* _TO DO_
A verbatim copy of every record is required, and no pictures should be included.

Records contained in a dataset
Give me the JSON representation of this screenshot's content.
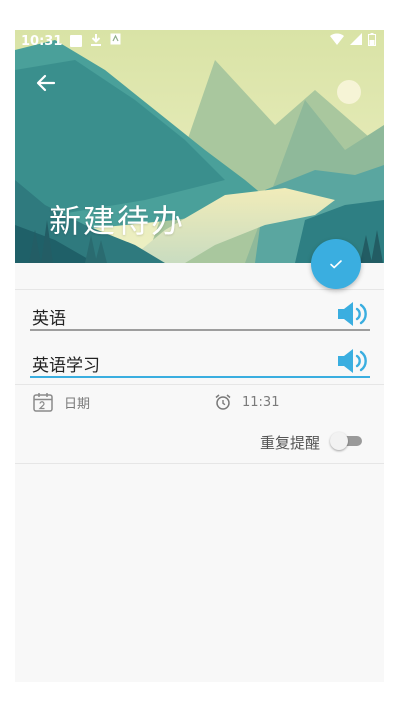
{
  "status_bar": {
    "time": "10:31"
  },
  "header": {
    "title": "新建待办",
    "back_icon": "arrow-left-icon",
    "confirm_icon": "check-icon",
    "accent_color": "#3aaee0"
  },
  "form": {
    "title_value": "英语",
    "content_value": "英语学习",
    "date_label": "日期",
    "time_label": "11:31",
    "repeat_label": "重复提醒",
    "repeat_enabled": false
  }
}
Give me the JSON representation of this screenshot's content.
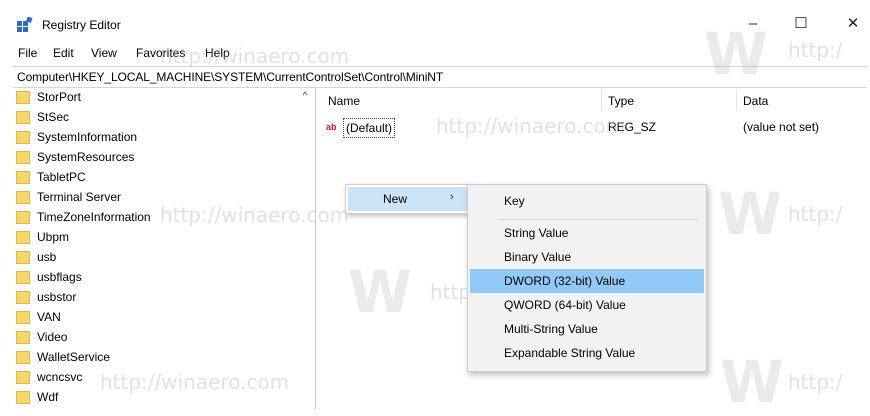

* _TASK OUTPUT_
Give me the JSON representation of this screenshot's content.
{
  "status_bar": {
    "time": "10:31"
  },
  "header": {
    "title": "新建待办",
    "back_icon": "arrow-left-icon",
    "confirm_icon": "check-icon",
    "accent_color": "#3aaee0"
  },
  "form": {
    "title_value": "英语",
    "content_value": "英语学习",
    "date_label": "日期",
    "time_label": "11:31",
    "repeat_label": "重复提醒",
    "repeat_enabled": false
  }
}
Give me the JSON representation of this screenshot's content.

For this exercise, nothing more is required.